Adaptation in agriculture can no longer be delayed. It is imperative that we act now.
Ahead of the 24th Conference of Parties (CoP) in Katowice, Poland, world leaders including Ban Ki Moon, Bill Gates, Mark Rutte and Kristalina Georgieva came together with heads of states and representatives from more than 10 countries and international experts to launch of the Global Commission on Adaptation. The Commission, managed by the Global Center on Adaptation and World Resources Institute is an important step to bring together governments, the private sector, civil society, intergovernmental bodies, and knowledge institutions to address the obstacles which slow down adaptation action. In its most recent report, out earlier this month, the Intergovernmental Panel on Climate Change (IPCC) has highlighted the impacts and risks associated to climate change in different systems and pointed out that communities dependent on agriculture are disproportionately affected.
An adaptation roadmap for agriculture
In response to the disproportionate risks faced by the over 550 million smallholder farmers who depend on agriculture, urgent and decisive action is needed. CCAFS has prepared a discussion paper for the Global Commission on Adaptation, which puts forward a roadmap which calls for:

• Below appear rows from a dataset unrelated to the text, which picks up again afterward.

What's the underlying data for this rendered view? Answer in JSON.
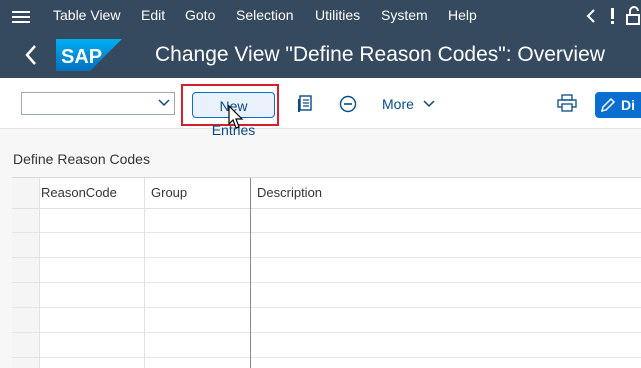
{
  "menubar": {
    "items": [
      "Table View",
      "Edit",
      "Goto",
      "Selection",
      "Utilities",
      "System",
      "Help"
    ]
  },
  "titlebar": {
    "logo_text": "SAP",
    "title": "Change View \"Define Reason Codes\": Overview"
  },
  "toolbar": {
    "select_value": "",
    "new_entries_label": "New Entries",
    "more_label": "More",
    "display_label": "Di"
  },
  "table": {
    "section_title": "Define Reason Codes",
    "columns": [
      "ReasonCode",
      "Group",
      "Description"
    ],
    "rows": 6
  },
  "colors": {
    "shell": "#354a5f",
    "accent": "#0a6ed1",
    "highlight": "#d0222e"
  },
  "icons": [
    "hamburger-icon",
    "back-icon",
    "help-icon",
    "unlock-icon",
    "chevron-down-icon",
    "details-icon",
    "minus-circle-icon",
    "print-icon",
    "pencil-icon",
    "cursor-icon"
  ]
}
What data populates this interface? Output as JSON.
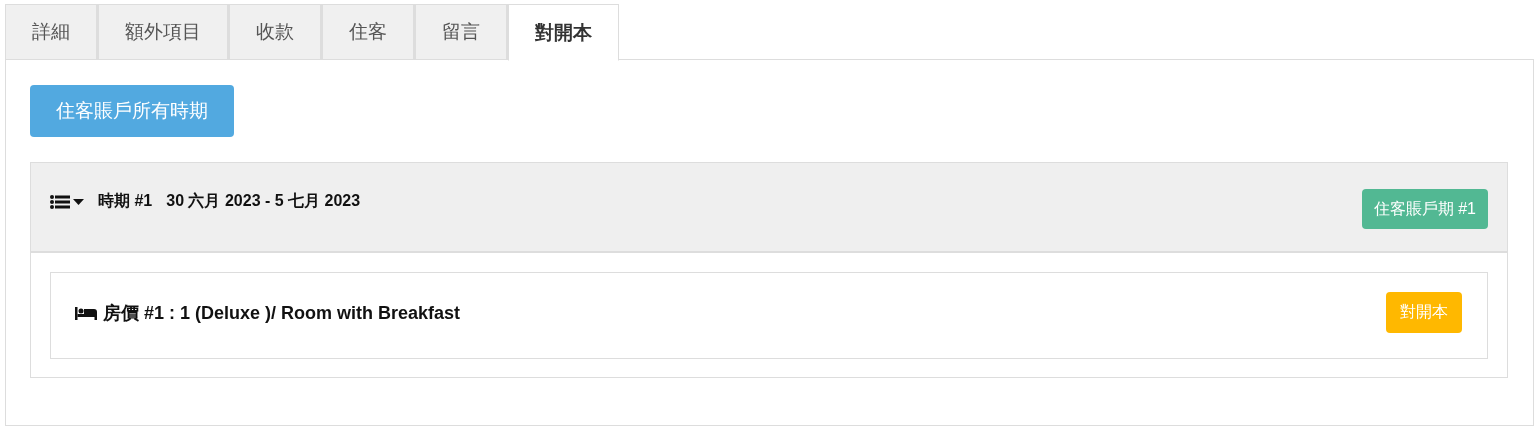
{
  "tabs": [
    {
      "label": "詳細",
      "selected": false
    },
    {
      "label": "額外項目",
      "selected": false
    },
    {
      "label": "收款",
      "selected": false
    },
    {
      "label": "住客",
      "selected": false
    },
    {
      "label": "留言",
      "selected": false
    },
    {
      "label": "對開本",
      "selected": true
    }
  ],
  "all_periods_button": "住客賬戶所有時期",
  "period": {
    "label": "時期 #1",
    "dates": "30 六月 2023 - 5 七月 2023",
    "badge": "住客賬戶期 #1",
    "rates": [
      {
        "label": "房價 #1 : 1 (Deluxe )/ Room with Breakfast",
        "button": "對開本"
      }
    ]
  }
}
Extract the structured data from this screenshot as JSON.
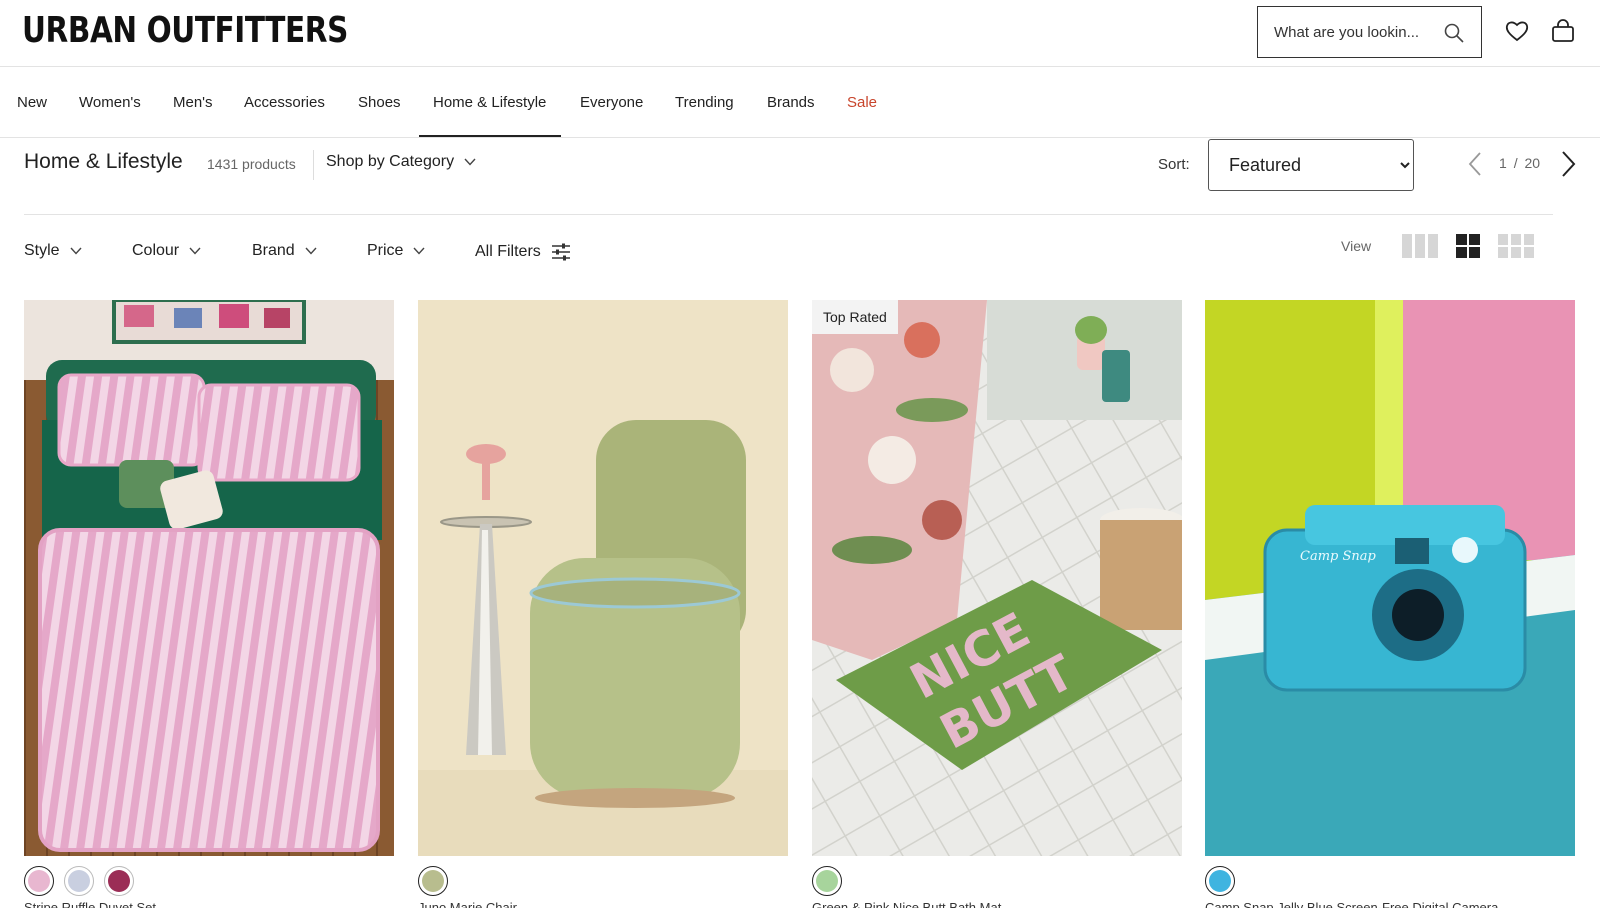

- Increased investment in the modernization of agricultural systems in the developing world, especially for smallholder farming systems where yield gaps are large.
- Expanding digital climate information services to make knowledge accessible to farmers to scale the uptake of proven and effective resilience-building tools and techniques.
- Using public finance to de-risk and incentivize private sector led climate action in agricultural value chains.
- Supporting collective action at scale, building the capacity of farmers and other local organizations, as well as empowering rural women and youth.
- Stepping up country led policies which create a conducive environment for action.
Speaking about the paper, Dr Ana Maria Loboguerrero Rodriquez, Head of Global Policy Research at CCAFS and lead author noted, “Changes are inevitable, but transformation is a conscious choice. Global food systems are at a key point, where we now need to make the crucial choice to transform these systems so that they can respond to the climate challenges. Without transformation, the food security of future generations is at risk.”
Five building blocks to climate change resilient agriculture.
Not without hope
It is not all doom and gloom, and inspiring examples of adaptation actions are emerging, led by farmers, communities, governments and businesses. The paper highlights several such actions, including scenario guided climate-resilient policy development, use of big data for decision making by producer groups, use of reality TV to disseminate technical advice, and adoption of practices such as Alternate Wetting and Drying in rice, Coffee Banana Intercropping , and Stress Tolerant Varieties. However, it is crucial that such examples are scaled out to realize the adaptation action needed within the sector.
You can access other research for the Commission here.